# List of matrices

Listed below are some important classes of matrices used in mathematics:

- (0,1)-matrix or
*binary matrix*- a matrix with all elements either 0 or 1. - Adjacency matrix - a symmetric (0,1)-matrix
- Anti-Hermitian matrix - another name for a
*skew-Hermitian matrix*. - Anti-symmetric matrix - another name for a
*skew-symmetric matrix*. - Block matrix
- Cartan matrix
- Cayley-Newbirth operation matrix
- Companion matrix - the companion matrix of a polynomial is a special form of matrix, whose eigenvalues are equal to the roots of the polynomial.
- Coxeter matrix
- Diagonal matrix - a square matrix with all entries off the main diagonal equal to zero.
- Diagonalizable matrix - a square matrix similar to a diagonal matrix. It has a complete set of linearly independent eigenvectors.
- Gell-Mann matrices
- Generalized permutation matrix - a square matrix with precisely one nonzero element in each row and column.
- Hadamard matrix
- Hankel matrix - a matrix with constant off diagonals; also an upside down Toeplitz matrix. A square Hankel matrix is symmetric.
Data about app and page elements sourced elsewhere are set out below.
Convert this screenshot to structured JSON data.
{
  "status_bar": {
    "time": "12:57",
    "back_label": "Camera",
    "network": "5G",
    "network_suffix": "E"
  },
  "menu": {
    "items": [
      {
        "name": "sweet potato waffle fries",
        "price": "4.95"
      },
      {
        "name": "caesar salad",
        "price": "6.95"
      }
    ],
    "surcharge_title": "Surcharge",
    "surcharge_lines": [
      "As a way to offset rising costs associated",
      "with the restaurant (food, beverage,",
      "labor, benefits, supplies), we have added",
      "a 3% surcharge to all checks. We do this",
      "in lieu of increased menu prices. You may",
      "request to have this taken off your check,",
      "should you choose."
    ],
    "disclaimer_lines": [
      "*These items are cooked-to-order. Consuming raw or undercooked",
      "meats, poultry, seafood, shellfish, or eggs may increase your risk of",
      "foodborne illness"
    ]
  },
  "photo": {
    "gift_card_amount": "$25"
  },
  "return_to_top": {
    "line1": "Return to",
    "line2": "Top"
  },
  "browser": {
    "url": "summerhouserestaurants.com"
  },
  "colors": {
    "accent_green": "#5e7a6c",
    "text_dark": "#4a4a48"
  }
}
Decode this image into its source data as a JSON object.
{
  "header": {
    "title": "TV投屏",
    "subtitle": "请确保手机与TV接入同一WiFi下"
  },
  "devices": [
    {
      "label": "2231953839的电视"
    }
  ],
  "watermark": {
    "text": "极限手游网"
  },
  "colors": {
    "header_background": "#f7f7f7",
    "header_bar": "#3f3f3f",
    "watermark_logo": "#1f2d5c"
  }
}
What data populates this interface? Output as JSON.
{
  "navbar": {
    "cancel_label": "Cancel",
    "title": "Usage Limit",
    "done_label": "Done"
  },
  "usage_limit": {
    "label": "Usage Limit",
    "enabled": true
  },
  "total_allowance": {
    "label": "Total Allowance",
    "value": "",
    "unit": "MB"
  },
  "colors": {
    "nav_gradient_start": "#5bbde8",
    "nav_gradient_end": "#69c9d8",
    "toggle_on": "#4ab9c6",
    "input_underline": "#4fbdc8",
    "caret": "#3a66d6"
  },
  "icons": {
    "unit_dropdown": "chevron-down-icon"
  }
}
- Hermitian matrix - a square matrix which is equal to its conjugate transpose,
*A*=*A*^{*}. - Hessenberg matrix - an "almost" triangular matrix, for example, an upper Hessenberg matrix has zero entries below the first subdiagonal.
- Hessian matrix
- Hilbert matrix - a Hankel matrix with elements
*H*_{ij}= (i + j - 1)^{-1}. - Identity matrix - a square diagonal matrix, with all entries on the main diagonal equal to 1.
- Invertible matrix - a square matrix with a multiplicative inverse.
- Matrix code
- Matrix exponential - defined by the exponential series
- Matrix representation of conic sections
- Nonnegative matrix - a matrix with all nonnegative entries.
- Normal matrix - a square matrix that commutes with its conjugate transpose. Normal matrices are precisely the matrices to which the spectral theorem applies.
- Orthogonal matrix - a matrix whose inverse is equal to its transpose,
*A*^{−1}=*A*^{T}. - Orthonormal matrix
- Payoff matrix
- Permutation matrix - matrix representation of a permutation.
- Persymmetric matrix - a matrix that is symmetric about its northeast-southwest diagonal, i.e.,
*a*_{ij}=a_{n-j+1,n-i+1} - Pick matrix - occurs in the study of analytical interpolation problems
- Positive-definite matrix - a Hermitian matrix with every eigenvalue positive.
- Positive matrix - a matrix with all positive entries.
- S matrix - in physics
- Singular matrix - a noninvertible square matrix.
- Square matrix - an
*n*by*n*matrix. The set of all square matricies form an associative algebra with identity. - Skew-Hermitian matrix - a square matrix which is equal to the negative of its conjugate transpose,
*A*^{*}= −*A*. - Skew-symmetric matrix - a matrix which is equal to the negative of its transpose,
*A*^{T}= −*A*. - Stochastic matrix - a positive matrix describing a stochastic process. The sum of entries of any row is one.
- Substitution matrix
- Symmetric matrix - a square matrix which is equal to its transpose,
*A*=*A*^{T}. - Symplectic matrix - a square matrix preserving a standard skew-symmetric form.
- Toeplitz matrix - a matrix with constant diagonals.
- Totally positive matrix - a matrix with determinants of all its square submatrices positive. It is used in generating the reference points of Bézier curve in computer graphics.
- Totally unimodular matrix - a matrix for which every non-singular square submatrix is unimodular. This has some implications in the linear programming relaxation of an integer program.
- Transformation matrix
- Transition matrix - a matrix representing the probabilities of changing from one state to another
- Triangular matrix - a matrix with all entries above the main diagonal equal to zero (lower triangular) or with all entries below the main diagonal equal to zero (upper triangular).
- Tridiagonal matrix - a matrix with the only nonzero entries on the main diagonal and the diagonals just above and below the main one.
- Unimodular matrix - a square matrix with determinant +1 or -1.
- Unitary matrix - a square matrix whose inverse is equal to its conjugate transpose,
*A*^{−1}=*A*^{*}. - Vandermonde matrix - a row consists of 1,
*a*,*a*^{2},*a*^{3}, etc., and each row uses a different variable - Walsh matrix
- Wronskian
- Zero matrix - a matrix with all entries equal to zero.